This problem comes from a math test which I've already completed. I'll give the problem and my attempt at a solution.

Part A: Given a $3\times3\times3$ cube $C$ containing $28$ points. Prove that some pair of points is within $\sqrt{3}$ of each other.

Part B: Describe a distribution of $27$ points in $C$ such that every point is more than $\sqrt{3}$ from each other point.

Part A was simple: Begin by partitioning $C$ into $27\;1\times1\times1$ cubes. Picture a Rubik's cube:

Rubik's Cube

Then, by the pigeonhole principle, one small cube must contain $2$ points. The distance between these two points is at most $\sqrt{3}$ (since the largest Euclidean distance in the small cube is between opposite vertices, which is $\sqrt{1^2+1^2+1^2} = \sqrt{3}$). Therefore, some pair of points is within $\sqrt{3}$ of each other.

Part B was less simple. On the test, I claimed that $14$ is the greatest number of points which can be packed into $C$ while satisfying the condition:

Put one point on each of the vertices of $C$ for a total of $8$ points.

If you draw a $3\times3$ square with circles of radius $\sqrt{3}$ coming off each vertex, you will see that there is only a small area not within any circle. This region includes the center of the square. This picture represents a view of any face of $C$ so far.

Then, put one point on the center of each face of $C$ for $6$ more points. These points are legal.

Based on our previous diagram, each face of $C$ cannot hold any more points. But can the very center? No. The distance from the center of $C$ to the center of any of its faces is $1.5$.

We have now placed $14$ points. I believe we placed them with an optimal strategy, so I think that $15$ (and everything greater) is impossible.

My attempt at Part B does not rigorously prove that $14$ is the maximum, so my questions are:

  • Is this task possible with $27$ points?
    • If so, how?
    • If not, what is the maximum, and how can you prove it?
  • 1
    $\begingroup$ Before anyone else wastes their time on the same argument as I tried: The Kepler conjecture only tells us that $29$ points can not be placed in the cube. Very unfortunately barely not good enough. $\endgroup$ Dec 18, 2018 at 23:31
  • $\begingroup$ You can get at place 15 points. Move each point on the center of each face about $0.634$ to the right, so it is still further than $\sqrt{3}$ from each edge, but now its distance from the center is greater than $\sqrt{3}$, so you can add a point to the center. $\endgroup$
    – user477805
    Dec 18, 2018 at 23:51
  • $\begingroup$ An idea which will give some bound is to enlarge the cube by adding a cubical shell of thickness $3^{1/2}/2$, then note that the $3^{1/2}/2$ radius balls around each point will be disjoint, and contained in the cube.

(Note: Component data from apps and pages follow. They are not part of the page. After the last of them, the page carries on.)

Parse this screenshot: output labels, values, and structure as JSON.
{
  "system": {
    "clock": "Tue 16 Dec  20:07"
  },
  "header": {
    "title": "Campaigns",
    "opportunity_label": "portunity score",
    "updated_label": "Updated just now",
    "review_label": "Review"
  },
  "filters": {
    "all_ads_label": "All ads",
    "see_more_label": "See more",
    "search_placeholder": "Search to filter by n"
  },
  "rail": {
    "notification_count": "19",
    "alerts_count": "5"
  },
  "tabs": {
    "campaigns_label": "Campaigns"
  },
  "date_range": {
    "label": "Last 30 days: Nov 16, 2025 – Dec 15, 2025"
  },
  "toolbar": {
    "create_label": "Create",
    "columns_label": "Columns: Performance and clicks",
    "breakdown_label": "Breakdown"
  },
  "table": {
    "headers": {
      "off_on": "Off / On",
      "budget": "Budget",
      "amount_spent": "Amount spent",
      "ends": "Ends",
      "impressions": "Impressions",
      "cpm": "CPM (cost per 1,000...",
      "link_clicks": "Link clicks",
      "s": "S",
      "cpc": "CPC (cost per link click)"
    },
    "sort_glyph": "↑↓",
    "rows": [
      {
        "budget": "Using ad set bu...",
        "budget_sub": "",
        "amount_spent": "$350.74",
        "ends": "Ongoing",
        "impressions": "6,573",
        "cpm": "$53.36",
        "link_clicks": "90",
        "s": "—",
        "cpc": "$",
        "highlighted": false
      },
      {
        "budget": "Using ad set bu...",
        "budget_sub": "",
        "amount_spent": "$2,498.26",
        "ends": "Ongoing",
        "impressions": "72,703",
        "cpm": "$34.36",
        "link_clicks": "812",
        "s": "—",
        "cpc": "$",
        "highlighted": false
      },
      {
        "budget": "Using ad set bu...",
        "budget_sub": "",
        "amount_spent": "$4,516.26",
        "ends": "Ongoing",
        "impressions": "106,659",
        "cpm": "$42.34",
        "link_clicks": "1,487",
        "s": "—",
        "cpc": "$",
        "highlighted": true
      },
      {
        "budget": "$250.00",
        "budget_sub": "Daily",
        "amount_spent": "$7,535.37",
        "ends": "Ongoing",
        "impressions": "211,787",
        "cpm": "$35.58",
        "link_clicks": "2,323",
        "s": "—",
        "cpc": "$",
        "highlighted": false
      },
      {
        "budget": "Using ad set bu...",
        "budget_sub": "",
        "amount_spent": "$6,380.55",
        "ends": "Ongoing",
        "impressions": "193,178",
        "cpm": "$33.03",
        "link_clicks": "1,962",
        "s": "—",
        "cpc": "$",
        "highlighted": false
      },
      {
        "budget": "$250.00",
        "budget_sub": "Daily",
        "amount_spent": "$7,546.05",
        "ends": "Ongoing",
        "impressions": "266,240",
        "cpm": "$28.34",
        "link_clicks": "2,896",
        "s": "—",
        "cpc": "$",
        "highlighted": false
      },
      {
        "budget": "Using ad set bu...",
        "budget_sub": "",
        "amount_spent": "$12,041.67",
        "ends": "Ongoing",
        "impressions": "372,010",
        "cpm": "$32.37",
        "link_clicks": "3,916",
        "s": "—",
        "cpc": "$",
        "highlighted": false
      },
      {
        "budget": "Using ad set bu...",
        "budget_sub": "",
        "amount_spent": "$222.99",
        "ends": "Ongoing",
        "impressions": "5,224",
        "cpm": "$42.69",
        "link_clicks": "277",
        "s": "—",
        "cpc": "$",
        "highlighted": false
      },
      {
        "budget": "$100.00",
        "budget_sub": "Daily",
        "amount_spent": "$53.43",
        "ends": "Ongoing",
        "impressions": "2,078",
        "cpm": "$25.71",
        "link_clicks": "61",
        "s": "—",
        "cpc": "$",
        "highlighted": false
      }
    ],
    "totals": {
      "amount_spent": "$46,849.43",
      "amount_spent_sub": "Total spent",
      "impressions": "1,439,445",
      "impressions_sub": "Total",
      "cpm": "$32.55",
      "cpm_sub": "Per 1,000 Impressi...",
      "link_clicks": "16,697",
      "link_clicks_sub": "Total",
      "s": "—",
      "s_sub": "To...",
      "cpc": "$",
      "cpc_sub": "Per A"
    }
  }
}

This isn't good enough for 27, but taking into account the inefficiency of filling the outer shell might be good enough. $\endgroup$
    – Chris H
    Dec 19, 2018 at 0:02
  • $\begingroup$ @user477805 I'm having trouble with your construction. I have graphed a square with vertices at $(0, 0), (3, 0), (3, 3), (0, 3)$ and drawn four circles of radius $\sqrt{3}$ with centers at each vertex. The point you describe (at $(1.5 + 0.634, 1.5)$) is just barely inside two of the circles. $\endgroup$
    – jarhill0
    Dec 19, 2018 at 1:01

1 Answer 1


I don't have a proof, but here's a reasonable answer.

Your task is equivalent to packing spheres of radius $\frac{\sqrt3}{2}\approx0.866$ in a cube of side length $3+\sqrt3\approx4.732$. Scaling down, this is equivalent to packing spheres of radius $\frac{\sqrt3}{6+2\sqrt3}\approx0.18301$ in a cube of side length $1$. So we consult a handy list of best known sphere packings for an $N$ with radius greater than $0.18301$:


18 0.18768...
19 0.18318...
20 0.17840...

It looks like we can just barely do it with $19$ spheres! Let's see what that looks like:


enter image description here

The coordinates are available at http://hydra.nat.uni-magdeburg.de/packing/scu/txt/scu19.txt

  • $\begingroup$ Very nice! I was looking for a source like this. By myself, I found a sphere packing with $18$ spheres, which was looking very optimal, so I am a little shocked that $19$ is possible :) I was pretty close apparently. $\endgroup$ Dec 19, 2018 at 0:16
  • $\begingroup$ Brilliant! I considered phrasing the question in this way (since I realized it was equivalent), but I figured I would keep the original phrasing. If I had pursued the problem more from a sphere packing perspective, I might have looked into best known sphere packings. $\endgroup$
    – jarhill0
    Dec 19, 2018 at 0:28

You must log in to answer this question.

Not the answer you're looking for? Browse other questions tagged .